# Exercise prompt
For every line in the material, set down an identical one.

________________________________________

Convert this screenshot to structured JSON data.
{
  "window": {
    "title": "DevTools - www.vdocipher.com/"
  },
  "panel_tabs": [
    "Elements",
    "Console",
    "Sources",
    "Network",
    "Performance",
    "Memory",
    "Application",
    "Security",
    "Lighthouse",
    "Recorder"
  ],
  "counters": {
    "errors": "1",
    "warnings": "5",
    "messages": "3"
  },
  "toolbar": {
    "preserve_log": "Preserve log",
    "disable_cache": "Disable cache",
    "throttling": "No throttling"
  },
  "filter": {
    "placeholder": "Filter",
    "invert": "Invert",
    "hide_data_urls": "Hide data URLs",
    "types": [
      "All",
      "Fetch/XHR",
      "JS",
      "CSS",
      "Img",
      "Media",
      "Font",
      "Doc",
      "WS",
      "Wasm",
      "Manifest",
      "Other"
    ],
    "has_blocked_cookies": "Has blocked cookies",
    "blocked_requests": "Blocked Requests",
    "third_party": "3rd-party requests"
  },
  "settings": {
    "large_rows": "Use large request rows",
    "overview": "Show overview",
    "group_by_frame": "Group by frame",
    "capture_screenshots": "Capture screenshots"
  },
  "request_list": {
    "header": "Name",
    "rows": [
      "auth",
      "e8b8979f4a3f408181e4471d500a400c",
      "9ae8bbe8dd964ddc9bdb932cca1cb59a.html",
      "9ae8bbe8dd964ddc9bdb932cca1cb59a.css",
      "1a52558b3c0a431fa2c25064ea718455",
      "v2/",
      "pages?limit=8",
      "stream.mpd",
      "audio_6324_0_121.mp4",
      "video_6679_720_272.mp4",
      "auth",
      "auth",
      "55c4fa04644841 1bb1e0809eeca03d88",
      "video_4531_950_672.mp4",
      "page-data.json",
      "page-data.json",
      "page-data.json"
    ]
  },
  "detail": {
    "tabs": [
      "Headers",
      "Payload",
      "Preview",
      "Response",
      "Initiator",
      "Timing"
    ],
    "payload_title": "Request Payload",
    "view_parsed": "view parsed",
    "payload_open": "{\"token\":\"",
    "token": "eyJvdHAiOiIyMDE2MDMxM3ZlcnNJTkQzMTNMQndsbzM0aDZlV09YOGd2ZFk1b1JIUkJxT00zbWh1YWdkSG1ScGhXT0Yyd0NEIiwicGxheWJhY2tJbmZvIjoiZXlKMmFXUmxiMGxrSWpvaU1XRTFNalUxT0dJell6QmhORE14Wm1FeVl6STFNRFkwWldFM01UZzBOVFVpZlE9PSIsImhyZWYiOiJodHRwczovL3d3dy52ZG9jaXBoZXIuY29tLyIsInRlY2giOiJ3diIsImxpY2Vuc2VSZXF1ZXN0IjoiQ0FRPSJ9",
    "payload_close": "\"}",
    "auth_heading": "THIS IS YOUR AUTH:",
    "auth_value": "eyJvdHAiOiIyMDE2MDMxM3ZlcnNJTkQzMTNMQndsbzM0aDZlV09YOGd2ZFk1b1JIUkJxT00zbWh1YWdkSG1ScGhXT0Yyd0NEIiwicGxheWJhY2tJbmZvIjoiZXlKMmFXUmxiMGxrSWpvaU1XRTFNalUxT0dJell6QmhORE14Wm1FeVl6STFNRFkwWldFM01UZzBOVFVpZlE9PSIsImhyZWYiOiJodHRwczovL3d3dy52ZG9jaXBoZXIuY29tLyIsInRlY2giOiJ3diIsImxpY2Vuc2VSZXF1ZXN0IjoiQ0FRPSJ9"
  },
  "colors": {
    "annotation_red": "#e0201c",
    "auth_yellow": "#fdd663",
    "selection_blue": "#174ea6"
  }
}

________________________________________

# Exercise response
Convert this screenshot to structured JSON data.
{
  "window": {
    "title": "DevTools - www.vdocipher.com/"
  },
  "panel_tabs": [
    "Elements",
    "Console",
    "Sources",
    "Network",
    "Performance",
    "Memory",
    "Application",
    "Security",
    "Lighthouse",
    "Recorder"
  ],
  "counters": {
    "errors": "1",
    "warnings": "5",
    "messages": "3"
  },
  "toolbar": {
    "preserve_log": "Preserve log",
    "disable_cache": "Disable cache",
    "throttling": "No throttling"
  },
  "filter": {
    "placeholder": "Filter",
    "invert": "Invert",
    "hide_data_urls": "Hide data URLs",
    "types": [
      "All",
      "Fetch/XHR",
      "JS",
      "CSS",
      "Img",
      "Media",
      "Font",
      "Doc",
      "WS",
      "Wasm",
      "Manifest",
      "Other"
    ],
    "has_blocked_cookies": "Has blocked cookies",
    "blocked_requests": "Blocked Requests",
    "third_party": "3rd-party requests"
  },
  "settings": {
    "large_rows": "Use large request rows",
    "overview": "Show overview",
    "group_by_frame": "Group by frame",
    "capture_screenshots": "Capture screenshots"
  },
  "request_list": {
    "header": "Name",
    "rows": [
      "auth",
      "e8b8979f4a3f408181e4471d500a400c",
      "9ae8bbe8dd964ddc9bdb932cca1cb59a.html",
      "9ae8bbe8dd964ddc9bdb932cca1cb59a.css",
      "1a52558b3c0a431fa2c25064ea718455",
      "v2/",
      "pages?limit=8",
      "stream.mpd",
      "audio_6324_0_121.mp4",
      "video_6679_720_272.mp4",
      "auth",
      "auth",
      "55c4fa04644841 1bb1e0809eeca03d88",
      "video_4531_950_672.mp4",
      "page-data.json",
      "page-data.json",
      "page-data.json"
    ]
  },
  "detail": {
    "tabs": [
      "Headers",
      "Payload",
      "Preview",
      "Response",
      "Initiator",
      "Timing"
    ],
    "payload_title": "Request Payload",
    "view_parsed": "view parsed",
    "payload_open": "{\"token\":\"",
    "token": "eyJvdHAiOiIyMDE2MDMxM3ZlcnNJTkQzMTNMQndsbzM0aDZlV09YOGd2ZFk1b1JIUkJxT00zbWh1YWdkSG1ScGhXT0Yyd0NEIiwicGxheWJhY2tJbmZvIjoiZXlKMmFXUmxiMGxrSWpvaU1XRTFNalUxT0dJell6QmhORE14Wm1FeVl6STFNRFkwWldFM01UZzBOVFVpZlE9PSIsImhyZWYiOiJodHRwczovL3d3dy52ZG9jaXBoZXIuY29tLyIsInRlY2giOiJ3diIsImxpY2Vuc2VSZXF1ZXN0IjoiQ0FRPSJ9",
    "payload_close": "\"}",
    "auth_heading": "THIS IS YOUR AUTH:",
    "auth_value": "eyJvdHAiOiIyMDE2MDMxM3ZlcnNJTkQzMTNMQndsbzM0aDZlV09YOGd2ZFk1b1JIUkJxT00zbWh1YWdkSG1ScGhXT0Yyd0NEIiwicGxheWJhY2tJbmZvIjoiZXlKMmFXUmxiMGxrSWpvaU1XRTFNalUxT0dJell6QmhORE14Wm1FeVl6STFNRFkwWldFM01UZzBOVFVpZlE9PSIsImhyZWYiOiJodHRwczovL3d3dy52ZG9jaXBoZXIuY29tLyIsInRlY2giOiJ3diIsImxpY2Vuc2VSZXF1ZXN0IjoiQ0FRPSJ9"
  },
  "colors": {
    "annotation_red": "#e0201c",
    "auth_yellow": "#fdd663",
    "selection_blue": "#174ea6"
  }
}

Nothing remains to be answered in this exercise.